At 10 a.m. the Jonckheere family entered the court with their lawyer Jan Fermon to receive a written copy of the verdict and to discuss its implications. Their supporters waited outside in the bright Brussels sunshine holding aloft national flags with the motto Eternit Justice blazoned across them.
Chieko Kosuge, whose husband and father-in-law died from exposure to Eternit asbestos in Japan.
Colorful banners, hand-written signs and placards affixed to scaffolding in front of the Court added to the visual display as did the bright green jackets worn by members of the Ardeche asbestos victims group and international colleagues presented with jackets in gestures of international solidarity.
Shortly after 10:30 a.m. the family and their lawyer exited the court building and Eric Jonckheere, Francoises son, read out a statement. The family had, he said, won the battle begun by Françoise for justice.
Eric Jonckheere reading out statement after the verdict.
Thanking the familys lawyer Jan Fermon, Eric condemned the failure of Eternit to accept its responsibility despite masses of evidence documenting corporate knowledge about the deadly consequences of asbestos exposures. The Emsens, Belgiums third richest family2 and the owners of Eternit were, Eric said, accountable to the injured and their families. The decisions made in the Belgian Eternit headquarters affected people all over the world who had worked for Eternit subsidiaries, bought Eternit products or lived near Eternit factories.3 The Emsens Asbestos Barons had a duty to make restitution; financing programs to support victims, decontaminate schools and remediate toxic asbestos waste dumps in Belgium and abroad would be a good place to start.
Lawyer Jan Fermon.
In remarks made to journalists outside the Court, lawyer Jan Fermon pointed out that the judges dismissed Eternits argument that the case had been time-barred: Eternit had, Fermon said to prove to the court, that the action was prescribed or that the company did not do it. The companys lawyers failed to do either. Asked about the reduction in the amount of damages, Fermon explained:
The [original] trial judge was of the opinion that the action had been brought by the whole family and that it should therefore be compensated as a whole According to the appeal court, the action was brought solely by Françoise Jonckheere and that she alone had to be compensated.
This case was never about money and on March 28 there was little concern expressed by the Jonckheeres about the damages. There was, however, a huge feeling of satisfaction that after such a long time, Françoises surviving sons had been able to keep their promise to their mother. It was, said Eric Jonckheere: a great day. This decision represents an enormous relief for us and we are fully satisfied since it recognizes the responsibility and the fault of the company.
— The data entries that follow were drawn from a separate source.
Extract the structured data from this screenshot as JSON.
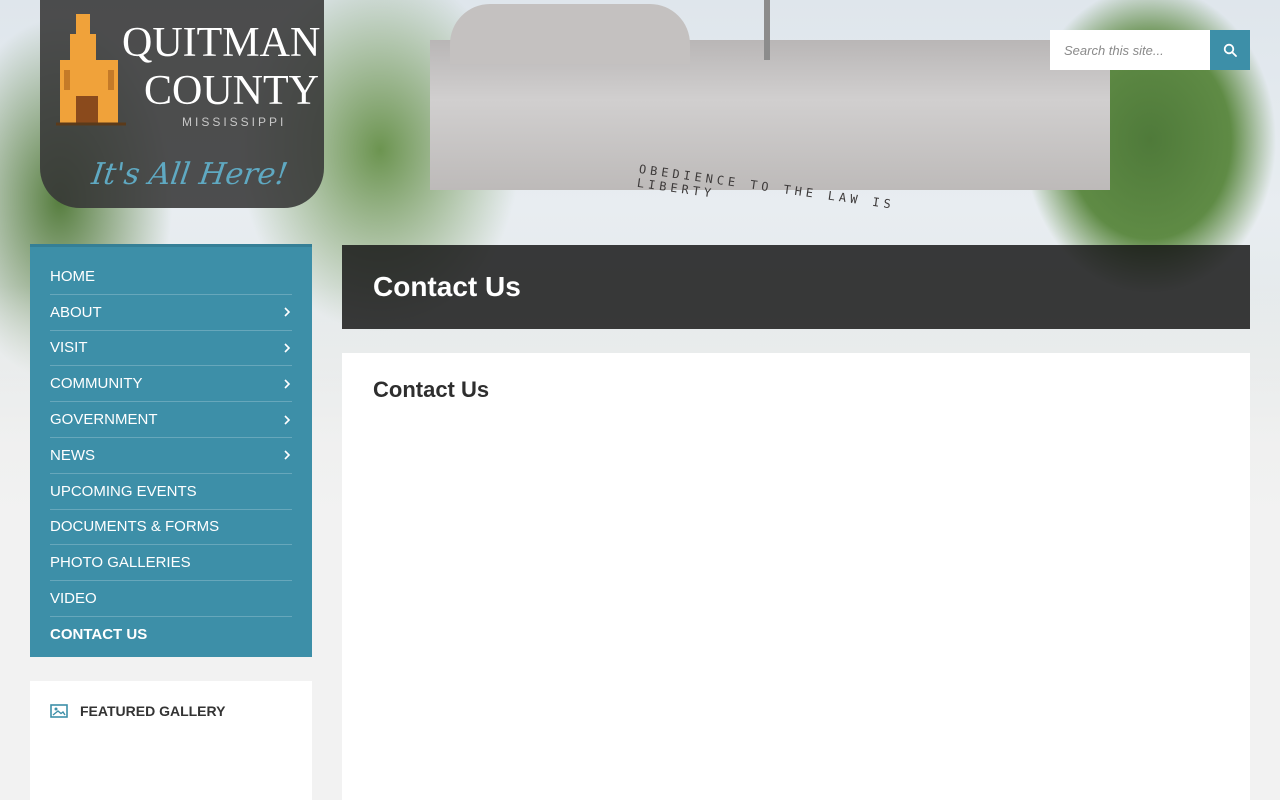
{
  "logo": {
    "title_line1": "QUITMAN",
    "title_line2": "COUNTY",
    "state": "MISSISSIPPI",
    "tagline": "It's All Here!"
  },
  "background": {
    "frieze_text": "OBEDIENCE TO THE LAW IS LIBERTY"
  },
  "search": {
    "placeholder": "Search this site...",
    "icon": "search-icon"
  },
  "nav": {
    "items": [
      {
        "label": "HOME",
        "has_submenu": false,
        "active": false
      },
      {
        "label": "ABOUT",
        "has_submenu": true,
        "active": false
      },
      {
        "label": "VISIT",
        "has_submenu": true,
        "active": false
      },
      {
        "label": "COMMUNITY",
        "has_submenu": true,
        "active": false
      },
      {
        "label": "GOVERNMENT",
        "has_submenu": true,
        "active": false
      },
      {
        "label": "NEWS",
        "has_submenu": true,
        "active": false
      },
      {
        "label": "UPCOMING EVENTS",
        "has_submenu": false,
        "active": false
      },
      {
        "label": "DOCUMENTS & FORMS",
        "has_submenu": false,
        "active": false
      },
      {
        "label": "PHOTO GALLERIES",
        "has_submenu": false,
        "active": false
      },
      {
        "label": "VIDEO",
        "has_submenu": false,
        "active": false
      },
      {
        "label": "CONTACT US",
        "has_submenu": false,
        "active": true
      }
    ]
  },
  "gallery": {
    "heading": "FEATURED GALLERY",
    "icon": "image-icon"
  },
  "page": {
    "title": "Contact Us",
    "content_heading": "Contact Us"
  },
  "colors": {
    "accent": "#3d8fa8",
    "title_bar": "#161616",
    "tagline": "#5fa9c2",
    "logo_orange": "#f0a23a"
  }
}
The fact that Eternit, a cornerstone of the economic, social and political life of Belgium for so many decades has been held to account for the damage done in its home country is a development of enormous import. Eternit asbestos victims around the world will be heartened and inspired by this news.
March 30, 2017
1 Waterman Y. Belgian Family Wins Historic Court Case against Eternit. 2011.
2 Who are the richest Belgians?
3 History of Etex [Eternit].